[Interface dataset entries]
....................

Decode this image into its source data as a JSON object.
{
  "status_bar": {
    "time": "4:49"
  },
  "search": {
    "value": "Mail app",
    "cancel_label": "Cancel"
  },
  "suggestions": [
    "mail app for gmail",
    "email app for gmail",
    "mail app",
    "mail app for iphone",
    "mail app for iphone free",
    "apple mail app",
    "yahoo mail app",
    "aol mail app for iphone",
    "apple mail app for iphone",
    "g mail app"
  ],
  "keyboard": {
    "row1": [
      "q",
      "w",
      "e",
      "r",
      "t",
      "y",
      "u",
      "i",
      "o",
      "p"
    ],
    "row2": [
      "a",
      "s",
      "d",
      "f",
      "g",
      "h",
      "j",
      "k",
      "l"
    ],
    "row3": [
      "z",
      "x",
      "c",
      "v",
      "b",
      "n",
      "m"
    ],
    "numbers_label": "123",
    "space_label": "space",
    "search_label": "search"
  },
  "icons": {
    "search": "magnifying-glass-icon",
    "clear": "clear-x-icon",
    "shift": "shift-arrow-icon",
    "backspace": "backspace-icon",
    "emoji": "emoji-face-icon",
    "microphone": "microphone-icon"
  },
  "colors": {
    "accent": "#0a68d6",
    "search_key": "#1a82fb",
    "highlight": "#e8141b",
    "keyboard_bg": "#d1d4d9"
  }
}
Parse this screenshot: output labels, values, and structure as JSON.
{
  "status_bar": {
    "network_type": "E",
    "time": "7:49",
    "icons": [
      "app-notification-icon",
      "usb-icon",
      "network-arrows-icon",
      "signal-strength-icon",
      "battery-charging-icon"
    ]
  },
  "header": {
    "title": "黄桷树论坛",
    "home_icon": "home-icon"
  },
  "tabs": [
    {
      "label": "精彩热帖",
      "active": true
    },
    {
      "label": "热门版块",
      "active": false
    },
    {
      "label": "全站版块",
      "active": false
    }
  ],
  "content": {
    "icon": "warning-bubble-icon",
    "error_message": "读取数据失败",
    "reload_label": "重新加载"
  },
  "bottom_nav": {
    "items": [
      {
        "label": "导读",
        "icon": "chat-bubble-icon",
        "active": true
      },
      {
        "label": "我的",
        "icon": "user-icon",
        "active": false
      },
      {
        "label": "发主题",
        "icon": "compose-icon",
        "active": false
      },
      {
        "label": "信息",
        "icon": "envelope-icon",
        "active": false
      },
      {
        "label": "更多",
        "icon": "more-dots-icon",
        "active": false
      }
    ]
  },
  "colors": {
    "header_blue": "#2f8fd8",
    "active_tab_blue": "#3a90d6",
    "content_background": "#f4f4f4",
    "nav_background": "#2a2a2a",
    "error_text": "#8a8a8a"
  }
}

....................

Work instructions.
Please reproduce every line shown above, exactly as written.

Answer section.
Decode this image into its source data as a JSON object.
{
  "status_bar": {
    "time": "4:49"
  },
  "search": {
    "value": "Mail app",
    "cancel_label": "Cancel"
  },
  "suggestions": [
    "mail app for gmail",
    "email app for gmail",
    "mail app",
    "mail app for iphone",
    "mail app for iphone free",
    "apple mail app",
    "yahoo mail app",
    "aol mail app for iphone",
    "apple mail app for iphone",
    "g mail app"
  ],
  "keyboard": {
    "row1": [
      "q",
      "w",
      "e",
      "r",
      "t",
      "y",
      "u",
      "i",
      "o",
      "p"
    ],
    "row2": [
      "a",
      "s",
      "d",
      "f",
      "g",
      "h",
      "j",
      "k",
      "l"
    ],
    "row3": [
      "z",
      "x",
      "c",
      "v",
      "b",
      "n",
      "m"
    ],
    "numbers_label": "123",
    "space_label": "space",
    "search_label": "search"
  },
  "icons": {
    "search": "magnifying-glass-icon",
    "clear": "clear-x-icon",
    "shift": "shift-arrow-icon",
    "backspace": "backspace-icon",
    "emoji": "emoji-face-icon",
    "microphone": "microphone-icon"
  },
  "colors": {
    "accent": "#0a68d6",
    "search_key": "#1a82fb",
    "highlight": "#e8141b",
    "keyboard_bg": "#d1d4d9"
  }
}
Parse this screenshot: output labels, values, and structure as JSON.
{
  "status_bar": {
    "network_type": "E",
    "time": "7:49",
    "icons": [
      "app-notification-icon",
      "usb-icon",
      "network-arrows-icon",
      "signal-strength-icon",
      "battery-charging-icon"
    ]
  },
  "header": {
    "title": "黄桷树论坛",
    "home_icon": "home-icon"
  },
  "tabs": [
    {
      "label": "精彩热帖",
      "active": true
    },
    {
      "label": "热门版块",
      "active": false
    },
    {
      "label": "全站版块",
      "active": false
    }
  ],
  "content": {
    "icon": "warning-bubble-icon",
    "error_message": "读取数据失败",
    "reload_label": "重新加载"
  },
  "bottom_nav": {
    "items": [
      {
        "label": "导读",
        "icon": "chat-bubble-icon",
        "active": true
      },
      {
        "label": "我的",
        "icon": "user-icon",
        "active": false
      },
      {
        "label": "发主题",
        "icon": "compose-icon",
        "active": false
      },
      {
        "label": "信息",
        "icon": "envelope-icon",
        "active": false
      },
      {
        "label": "更多",
        "icon": "more-dots-icon",
        "active": false
      }
    ]
  },
  "colors": {
    "header_blue": "#2f8fd8",
    "active_tab_blue": "#3a90d6",
    "content_background": "#f4f4f4",
    "nav_background": "#2a2a2a",
    "error_text": "#8a8a8a"
  }
}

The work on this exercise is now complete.